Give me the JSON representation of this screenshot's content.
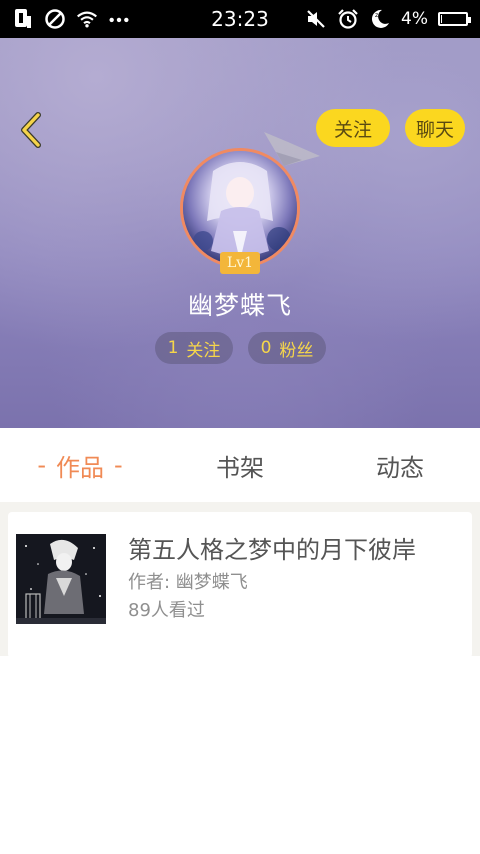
{
  "status_bar": {
    "time": "23:23",
    "battery": "4%",
    "battery_level": 0.04,
    "left_icons": [
      "sim-icon",
      "blocked-icon",
      "wifi-icon",
      "more-dots-icon"
    ],
    "right_icons": [
      "mute-icon",
      "alarm-icon",
      "night-mode-icon",
      "battery-icon"
    ]
  },
  "header": {
    "follow_label": "关注",
    "chat_label": "聊天",
    "level": "Lv1",
    "username": "幽梦蝶飞",
    "following_count": "1",
    "following_label": "关注",
    "fans_count": "0",
    "fans_label": "粉丝",
    "accent_color": "#fbd71f",
    "avatar_ring_color": "#f08a62"
  },
  "tabs": [
    {
      "label": "作品",
      "active": true
    },
    {
      "label": "书架",
      "active": false
    },
    {
      "label": "动态",
      "active": false
    }
  ],
  "works": [
    {
      "title": "第五人格之梦中的月下彼岸",
      "author": "作者: 幽梦蝶飞",
      "views": "89人看过"
    }
  ],
  "colors": {
    "active_tab": "#f08a55"
  }
}
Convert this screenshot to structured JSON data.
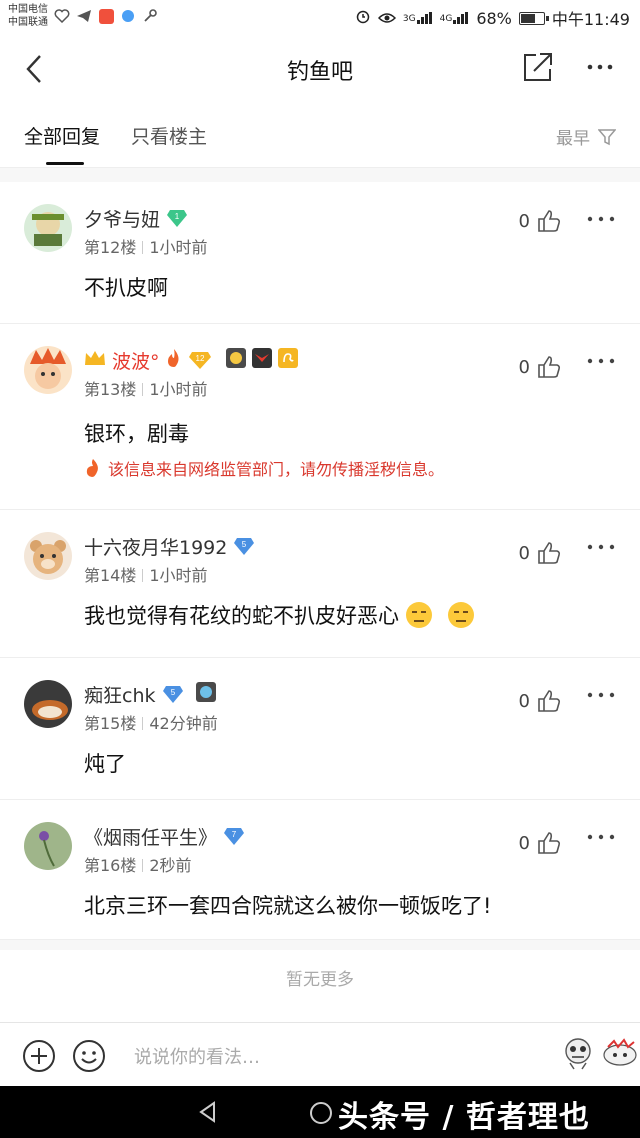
{
  "status_bar": {
    "carrier_1": "中国电信",
    "carrier_2": "中国联通",
    "battery_text": "68%",
    "battery_level": 0.68,
    "time": "中午11:49",
    "network_1": "3G",
    "network_2": "4G"
  },
  "nav": {
    "title": "钓鱼吧",
    "back_icon": "chevron-left-icon",
    "share_icon": "share-icon",
    "more_icon": "more-icon"
  },
  "tabs": {
    "all": "全部回复",
    "owner_only": "只看楼主",
    "sort": "最早",
    "filter_icon": "filter-icon"
  },
  "comments": [
    {
      "name": "夕爷与妞",
      "level": "1",
      "floor": "第12楼",
      "time": "1小时前",
      "body": "不扒皮啊",
      "likes": "0"
    },
    {
      "name": "波波°",
      "level": "12",
      "floor": "第13楼",
      "time": "1小时前",
      "body": "银环，剧毒",
      "likes": "0",
      "warning": "该信息来自网络监管部门，请勿传播淫秽信息。"
    },
    {
      "name": "十六夜月华1992",
      "level": "5",
      "floor": "第14楼",
      "time": "1小时前",
      "body": "我也觉得有花纹的蛇不扒皮好恶心",
      "likes": "0"
    },
    {
      "name": "痴狂chk",
      "level": "5",
      "floor": "第15楼",
      "time": "42分钟前",
      "body": "炖了",
      "likes": "0"
    },
    {
      "name": "《烟雨任平生》",
      "level": "7",
      "floor": "第16楼",
      "time": "2秒前",
      "body": "北京三环一套四合院就这么被你一顿饭吃了!",
      "likes": "0"
    }
  ],
  "no_more": "暂无更多",
  "input": {
    "placeholder": "说说你的看法…"
  },
  "watermark": "头条号 / 哲者理也",
  "colors": {
    "accent_red": "#e63a2e",
    "level_green": "#3cc68a",
    "level_blue": "#4a90e2",
    "level_orange": "#f5b623"
  }
}
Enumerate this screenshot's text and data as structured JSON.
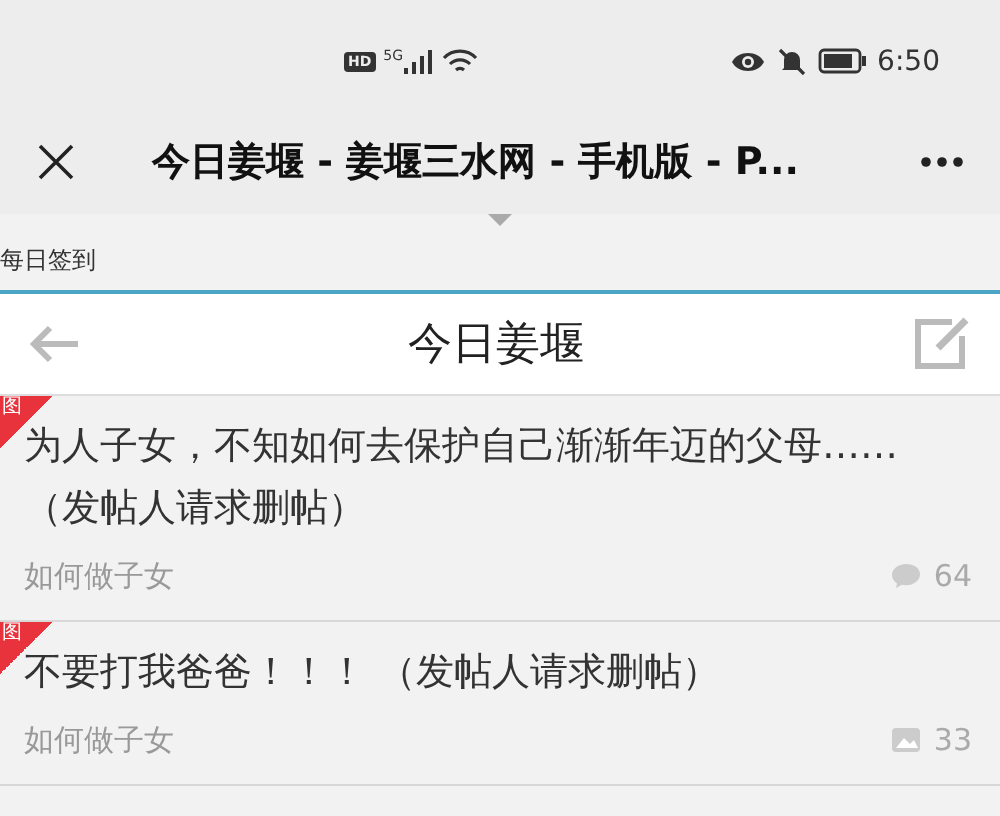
{
  "status_bar": {
    "hd": "HD",
    "network": "5G",
    "time": "6:50"
  },
  "browser": {
    "title": "今日姜堰 - 姜堰三水网 - 手机版 - P..."
  },
  "sign_in_bar": {
    "label": "每日签到"
  },
  "header": {
    "title": "今日姜堰"
  },
  "posts": [
    {
      "badge": "图",
      "title": "为人子女，不知如何去保护自己渐渐年迈的父母……（发帖人请求删帖）",
      "category": "如何做子女",
      "kind": "comment",
      "count": "64"
    },
    {
      "badge": "图",
      "title": "不要打我爸爸！！！ （发帖人请求删帖）",
      "category": "如何做子女",
      "kind": "image",
      "count": "33"
    }
  ]
}
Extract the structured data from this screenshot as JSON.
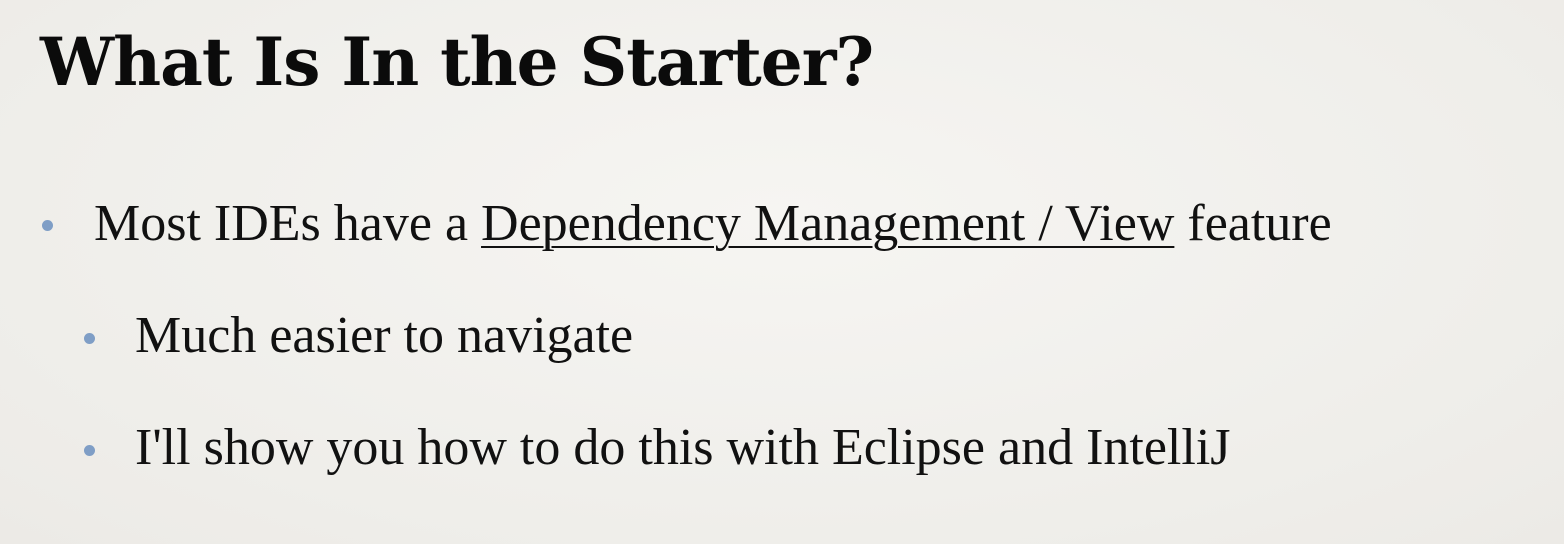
{
  "slide": {
    "title": "What Is In the Starter?",
    "bullets": [
      {
        "level": 1,
        "prefix": "Most IDEs have a ",
        "link_text": "Dependency Management / View",
        "suffix": " feature"
      },
      {
        "level": 2,
        "text": "Much easier to navigate"
      },
      {
        "level": 2,
        "text": "I'll show you how to do this with Eclipse and IntelliJ"
      }
    ]
  },
  "colors": {
    "background": "#f1f0ec",
    "bullet_dot": "#7f9ec6",
    "text": "#111111"
  }
}
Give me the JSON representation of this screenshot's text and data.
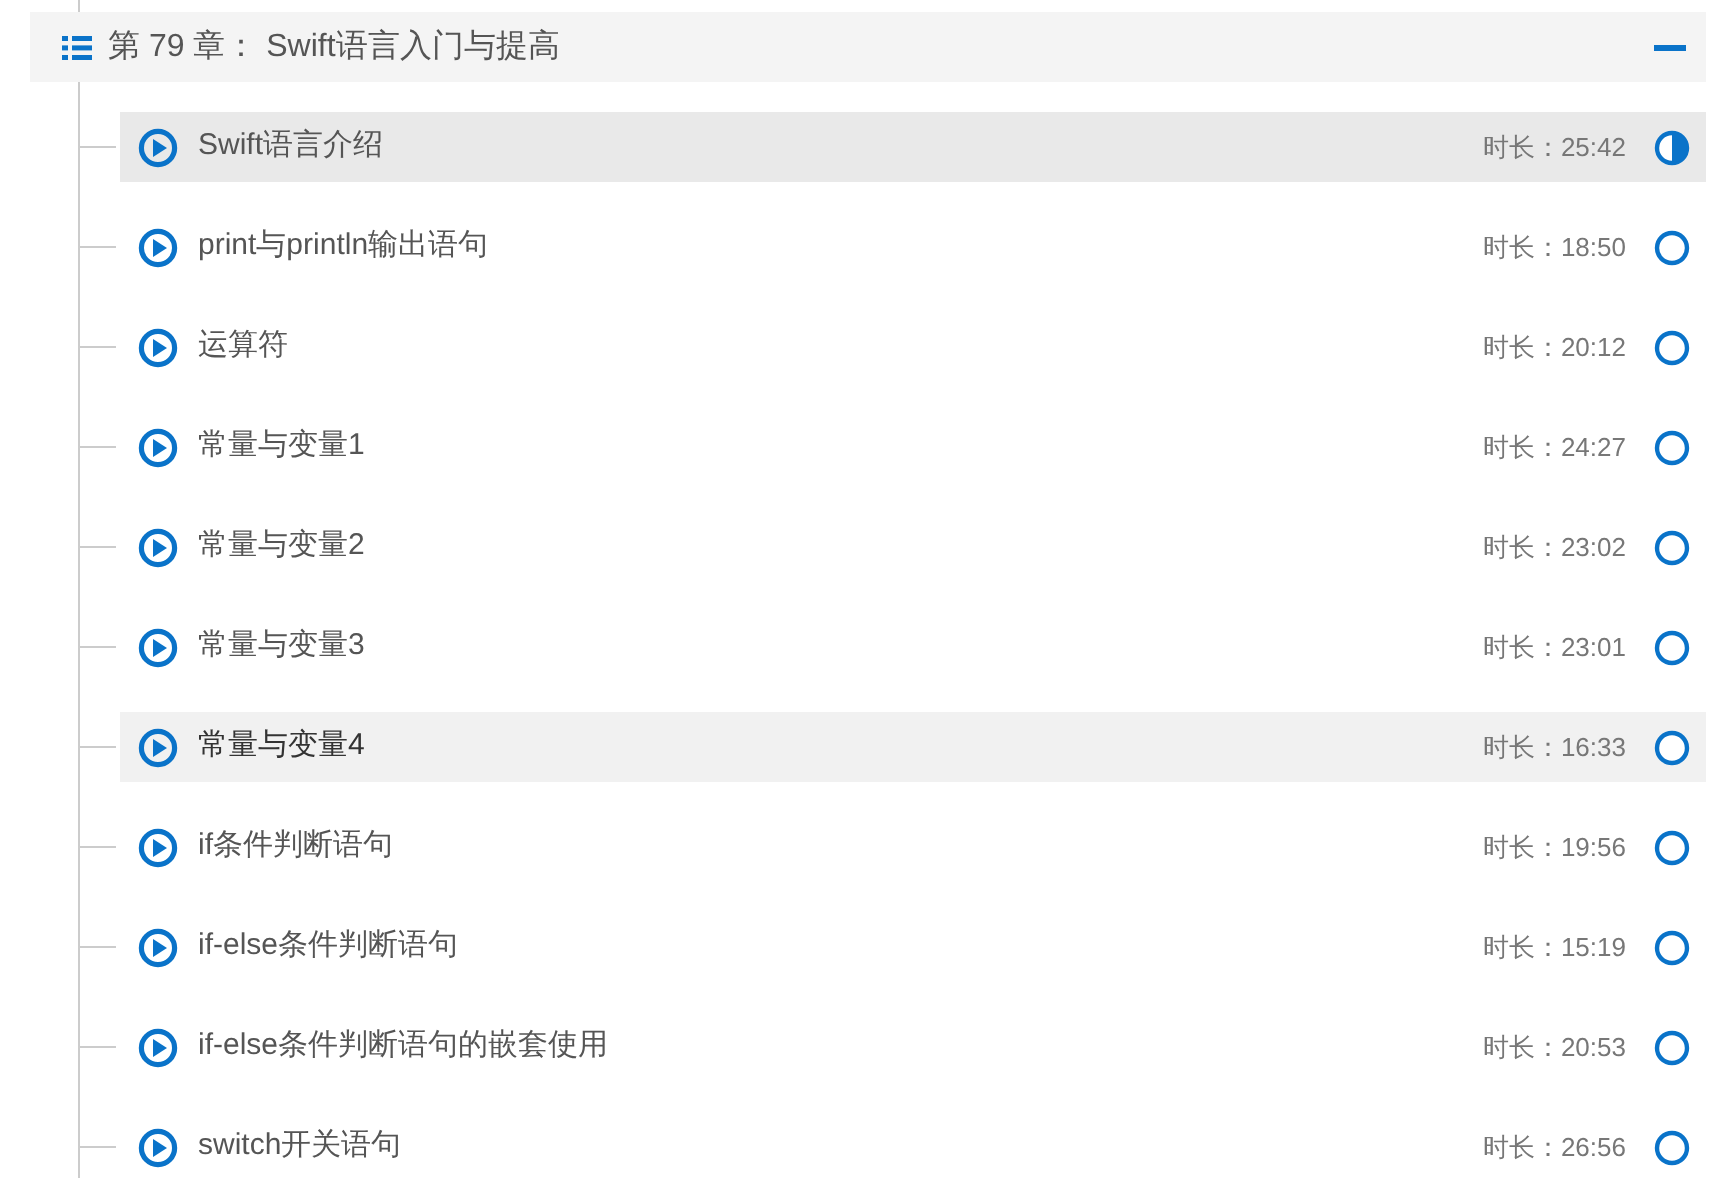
{
  "chapter": {
    "title": "第 79 章： Swift语言入门与提高",
    "expanded": true
  },
  "lessons": [
    {
      "title": "Swift语言介绍",
      "duration": "时长：25:42",
      "in_progress": true,
      "selected": true,
      "hovered": false
    },
    {
      "title": "print与println输出语句",
      "duration": "时长：18:50",
      "in_progress": false,
      "selected": false,
      "hovered": false
    },
    {
      "title": "运算符",
      "duration": "时长：20:12",
      "in_progress": false,
      "selected": false,
      "hovered": false
    },
    {
      "title": "常量与变量1",
      "duration": "时长：24:27",
      "in_progress": false,
      "selected": false,
      "hovered": false
    },
    {
      "title": "常量与变量2",
      "duration": "时长：23:02",
      "in_progress": false,
      "selected": false,
      "hovered": false
    },
    {
      "title": "常量与变量3",
      "duration": "时长：23:01",
      "in_progress": false,
      "selected": false,
      "hovered": false
    },
    {
      "title": "常量与变量4",
      "duration": "时长：16:33",
      "in_progress": false,
      "selected": false,
      "hovered": true
    },
    {
      "title": "if条件判断语句",
      "duration": "时长：19:56",
      "in_progress": false,
      "selected": false,
      "hovered": false
    },
    {
      "title": "if-else条件判断语句",
      "duration": "时长：15:19",
      "in_progress": false,
      "selected": false,
      "hovered": false
    },
    {
      "title": "if-else条件判断语句的嵌套使用",
      "duration": "时长：20:53",
      "in_progress": false,
      "selected": false,
      "hovered": false
    },
    {
      "title": "switch开关语句",
      "duration": "时长：26:56",
      "in_progress": false,
      "selected": false,
      "hovered": false
    }
  ]
}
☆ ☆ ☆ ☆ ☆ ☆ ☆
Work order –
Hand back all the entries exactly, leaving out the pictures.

Response for this exercise –
Give me the JSON representation of this screenshot's content.
{
  "status_bar": {
    "time": "23:23",
    "battery": "4%",
    "battery_level": 0.04,
    "left_icons": [
      "sim-icon",
      "blocked-icon",
      "wifi-icon",
      "more-dots-icon"
    ],
    "right_icons": [
      "mute-icon",
      "alarm-icon",
      "night-mode-icon",
      "battery-icon"
    ]
  },
  "header": {
    "follow_label": "关注",
    "chat_label": "聊天",
    "level": "Lv1",
    "username": "幽梦蝶飞",
    "following_count": "1",
    "following_label": "关注",
    "fans_count": "0",
    "fans_label": "粉丝",
    "accent_color": "#fbd71f",
    "avatar_ring_color": "#f08a62"
  },
  "tabs": [
    {
      "label": "作品",
      "active": true
    },
    {
      "label": "书架",
      "active": false
    },
    {
      "label": "动态",
      "active": false
    }
  ],
  "works": [
    {
      "title": "第五人格之梦中的月下彼岸",
      "author": "作者: 幽梦蝶飞",
      "views": "89人看过"
    }
  ],
  "colors": {
    "active_tab": "#f08a55"
  }
}
Convert this screenshot to structured JSON data.
{
  "status_bar": {
    "carrier_1": "中国电信",
    "carrier_2": "中国联通",
    "battery_text": "68%",
    "battery_level": 0.68,
    "time": "中午11:49",
    "network_1": "3G",
    "network_2": "4G"
  },
  "nav": {
    "title": "钓鱼吧",
    "back_icon": "chevron-left-icon",
    "share_icon": "share-icon",
    "more_icon": "more-icon"
  },
  "tabs": {
    "all": "全部回复",
    "owner_only": "只看楼主",
    "sort": "最早",
    "filter_icon": "filter-icon"
  },
  "comments": [
    {
      "name": "夕爷与妞",
      "level": "1",
      "floor": "第12楼",
      "time": "1小时前",
      "body": "不扒皮啊",
      "likes": "0"
    },
    {
      "name": "波波°",
      "level": "12",
      "floor": "第13楼",
      "time": "1小时前",
      "body": "银环，剧毒",
      "likes": "0",
      "warning": "该信息来自网络监管部门，请勿传播淫秽信息。"
    },
    {
      "name": "十六夜月华1992",
      "level": "5",
      "floor": "第14楼",
      "time": "1小时前",
      "body": "我也觉得有花纹的蛇不扒皮好恶心",
      "likes": "0"
    },
    {
      "name": "痴狂chk",
      "level": "5",
      "floor": "第15楼",
      "time": "42分钟前",
      "body": "炖了",
      "likes": "0"
    },
    {
      "name": "《烟雨任平生》",
      "level": "7",
      "floor": "第16楼",
      "time": "2秒前",
      "body": "北京三环一套四合院就这么被你一顿饭吃了!",
      "likes": "0"
    }
  ],
  "no_more": "暂无更多",
  "input": {
    "placeholder": "说说你的看法…"
  },
  "watermark": "头条号 / 哲者理也",
  "colors": {
    "accent_red": "#e63a2e",
    "level_green": "#3cc68a",
    "level_blue": "#4a90e2",
    "level_orange": "#f5b623"
  }
}
Enumerate this screenshot's text and data as structured JSON.
{
  "status_bar": {
    "hd": "HD",
    "network": "5G",
    "time": "6:50"
  },
  "browser": {
    "title": "今日姜堰 - 姜堰三水网 - 手机版 - P..."
  },
  "sign_in_bar": {
    "label": "每日签到"
  },
  "header": {
    "title": "今日姜堰"
  },
  "posts": [
    {
      "badge": "图",
      "title": "为人子女，不知如何去保护自己渐渐年迈的父母……（发帖人请求删帖）",
      "category": "如何做子女",
      "kind": "comment",
      "count": "64"
    },
    {
      "badge": "图",
      "title": "不要打我爸爸！！！ （发帖人请求删帖）",
      "category": "如何做子女",
      "kind": "image",
      "count": "33"
    }
  ]
}
Extract the structured data from this screenshot as JSON.
{
  "slide": {
    "title": "What Is In the Starter?",
    "bullets": [
      {
        "level": 1,
        "prefix": "Most IDEs have a ",
        "link_text": "Dependency Management / View",
        "suffix": " feature"
      },
      {
        "level": 2,
        "text": "Much easier to navigate"
      },
      {
        "level": 2,
        "text": "I'll show you how to do this with Eclipse and IntelliJ"
      }
    ]
  },
  "colors": {
    "background": "#f1f0ec",
    "bullet_dot": "#7f9ec6",
    "text": "#111111"
  }
}
Give me the JSON representation of this screenshot's text and data.
{
  "chapter": {
    "title": "第 79 章： Swift语言入门与提高",
    "expanded": true
  },
  "lessons": [
    {
      "title": "Swift语言介绍",
      "duration": "时长：25:42",
      "in_progress": true,
      "selected": true,
      "hovered": false
    },
    {
      "title": "print与println输出语句",
      "duration": "时长：18:50",
      "in_progress": false,
      "selected": false,
      "hovered": false
    },
    {
      "title": "运算符",
      "duration": "时长：20:12",
      "in_progress": false,
      "selected": false,
      "hovered": false
    },
    {
      "title": "常量与变量1",
      "duration": "时长：24:27",
      "in_progress": false,
      "selected": false,
      "hovered": false
    },
    {
      "title": "常量与变量2",
      "duration": "时长：23:02",
      "in_progress": false,
      "selected": false,
      "hovered": false
    },
    {
      "title": "常量与变量3",
      "duration": "时长：23:01",
      "in_progress": false,
      "selected": false,
      "hovered": false
    },
    {
      "title": "常量与变量4",
      "duration": "时长：16:33",
      "in_progress": false,
      "selected": false,
      "hovered": true
    },
    {
      "title": "if条件判断语句",
      "duration": "时长：19:56",
      "in_progress": false,
      "selected": false,
      "hovered": false
    },
    {
      "title": "if-else条件判断语句",
      "duration": "时长：15:19",
      "in_progress": false,
      "selected": false,
      "hovered": false
    },
    {
      "title": "if-else条件判断语句的嵌套使用",
      "duration": "时长：20:53",
      "in_progress": false,
      "selected": false,
      "hovered": false
    },
    {
      "title": "switch开关语句",
      "duration": "时长：26:56",
      "in_progress": false,
      "selected": false,
      "hovered": false
    }
  ]
}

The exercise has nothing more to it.